2. What book did you just finish?
Daring Greatly: How the Courage to Be Vulnerable Transforms the Way We Live, Love, Parent, and Lead by Brene Brown. This book was extremely helpful for me. It’s about how to stop being driven by fear and shame: how to live up to your potential and your ideals without worrying about what others think of you, or what you think you’re supposed to be like. There’s a really good section on the pressures that men and women face to live up to cultural stereotypes, but she also addresses parenting, teaching, and leadership styles that depend on fear and shame. There’s a certain amount of self help-y buzzwords and repetition, but for the most part Brown’s style is refreshing, direct, and practical. I especially appreciate her use of swear words. You can watch a quick TedTalk here to get an idea of Brown’s style and thesis.
I also just devoured Vinegar Girl by Anne Tyler. This is a light romantic comedy, based on The Taming of the Shrew, full of Tyler’s wit and incisive understanding of how people work. I loved Kate’s absentminded scientist father, who runs the household in a nice efficient, clueless way: they eat “meat mash” every day for supper, and he can’t understand why everyone doesn’t eat that way–a perfect balance of nutrition, and it takes all the decision-making out of cooking! Kate herself is lovingly drawn as an awkward, practical woman who doesn’t know what to do with her half-realized longings for more purpose and normality. Just a fun, quick read, but Tyler’s characters are so real and her writing is so unobtrusively effective, she’s a pleasure to read. She always make me feel like writing. (I wrote about another of her novels, A Patchwork Planet, in this post.)
3. What do you plan to read next?
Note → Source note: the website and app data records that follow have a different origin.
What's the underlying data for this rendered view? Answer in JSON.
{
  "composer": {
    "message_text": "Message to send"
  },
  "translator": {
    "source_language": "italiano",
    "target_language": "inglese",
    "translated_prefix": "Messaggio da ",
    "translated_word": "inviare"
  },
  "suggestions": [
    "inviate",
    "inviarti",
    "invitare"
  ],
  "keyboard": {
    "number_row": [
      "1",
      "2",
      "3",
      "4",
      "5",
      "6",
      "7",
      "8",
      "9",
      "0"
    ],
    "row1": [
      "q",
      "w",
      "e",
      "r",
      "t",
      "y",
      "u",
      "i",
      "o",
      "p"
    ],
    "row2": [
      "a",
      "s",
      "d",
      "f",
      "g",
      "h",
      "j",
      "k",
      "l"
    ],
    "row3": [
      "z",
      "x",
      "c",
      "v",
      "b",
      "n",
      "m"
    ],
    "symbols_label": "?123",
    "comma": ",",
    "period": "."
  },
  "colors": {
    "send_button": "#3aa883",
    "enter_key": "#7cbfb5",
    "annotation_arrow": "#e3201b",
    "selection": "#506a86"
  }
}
Mindfulness for Dummies, which has been languishing on my Kindle for a while, and A Stitch in Time, by the actor who played Garak in Deep Space Nine–another present from my awesome husband. (I wrote a bit about the fascinating character of Garak here.) I also want to get my hands on He Leadeth Me, and I’ve heard great things about The Anubis Gates by Tim Powers, which my brother gave me for Christmas.
4. What book do you keep meaning to finish?
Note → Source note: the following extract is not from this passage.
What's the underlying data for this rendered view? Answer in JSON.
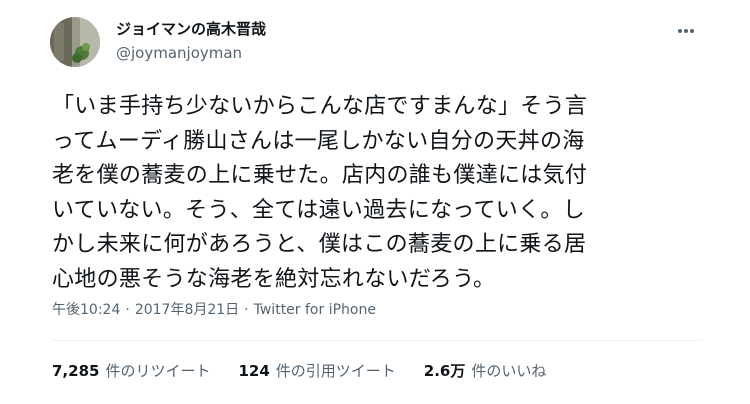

Henry Kissinger’s Diplomacy. I read a big chunk of it in college and loved it, and I think I finally feel emotionally healthy enough to pick up politics and history again.
5. What book do you keep meaning to start?
Dandelion Wine by Ray Bradbury. I loved Fahrenheit 451 and The Martian Chronicles so much.
6. What is your current reading trend?
Mental health and politics. I keep meaning to try various science fiction and fantasy novels, but I guess I’m just not into them any more.
7. What book did you recently give up on? [I added this question.]
C.S. Lewis’ The Problem of Pain. This was helpful to me in the past, but gosh, it sure wasn’t this time around. I found all his arguments easy to answer, and I didn’t get any comfort from it. Sorry, C.S. Lewis! I still love you!
Hop over to Kelly’s to see the rest of the Seven Quick Takes!